# What is being asked
Lines with "title": copy each one from the listing below.

# Records
_ _ _ _

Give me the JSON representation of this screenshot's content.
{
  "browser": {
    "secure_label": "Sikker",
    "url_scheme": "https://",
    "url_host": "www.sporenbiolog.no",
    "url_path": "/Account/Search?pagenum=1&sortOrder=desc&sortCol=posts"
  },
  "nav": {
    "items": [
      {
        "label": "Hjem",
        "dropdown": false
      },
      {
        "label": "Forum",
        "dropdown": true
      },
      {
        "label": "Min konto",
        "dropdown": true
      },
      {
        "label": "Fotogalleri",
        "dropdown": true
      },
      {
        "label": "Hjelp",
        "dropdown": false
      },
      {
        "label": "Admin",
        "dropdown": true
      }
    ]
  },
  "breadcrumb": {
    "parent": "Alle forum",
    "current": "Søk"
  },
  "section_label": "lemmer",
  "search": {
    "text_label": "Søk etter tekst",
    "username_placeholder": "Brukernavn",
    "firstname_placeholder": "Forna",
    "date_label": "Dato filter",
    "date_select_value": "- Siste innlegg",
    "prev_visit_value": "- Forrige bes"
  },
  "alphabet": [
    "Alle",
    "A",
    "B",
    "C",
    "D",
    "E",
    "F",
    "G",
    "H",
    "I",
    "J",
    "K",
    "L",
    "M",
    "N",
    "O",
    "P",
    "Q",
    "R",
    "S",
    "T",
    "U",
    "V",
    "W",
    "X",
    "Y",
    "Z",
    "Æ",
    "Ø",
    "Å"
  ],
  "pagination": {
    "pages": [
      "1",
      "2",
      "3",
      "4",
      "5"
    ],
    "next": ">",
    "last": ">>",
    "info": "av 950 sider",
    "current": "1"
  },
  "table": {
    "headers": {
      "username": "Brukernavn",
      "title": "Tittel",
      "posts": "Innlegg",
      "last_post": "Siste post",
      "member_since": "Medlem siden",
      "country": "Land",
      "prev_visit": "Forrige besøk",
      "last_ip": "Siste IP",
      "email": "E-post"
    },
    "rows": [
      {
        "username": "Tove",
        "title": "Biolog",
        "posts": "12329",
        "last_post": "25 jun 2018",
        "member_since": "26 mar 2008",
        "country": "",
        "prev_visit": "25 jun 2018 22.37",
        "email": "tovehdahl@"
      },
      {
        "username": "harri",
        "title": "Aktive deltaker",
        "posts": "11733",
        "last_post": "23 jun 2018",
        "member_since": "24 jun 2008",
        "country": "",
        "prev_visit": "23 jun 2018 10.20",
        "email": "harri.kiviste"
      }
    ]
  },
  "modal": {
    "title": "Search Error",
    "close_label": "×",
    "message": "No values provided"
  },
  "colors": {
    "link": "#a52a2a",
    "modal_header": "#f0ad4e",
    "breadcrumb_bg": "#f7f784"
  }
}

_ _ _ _

# Solution for this problem
      "title": "Tittel",
        "title": "Biolog",
        "title": "Aktive deltaker",
    "title": "Search Error",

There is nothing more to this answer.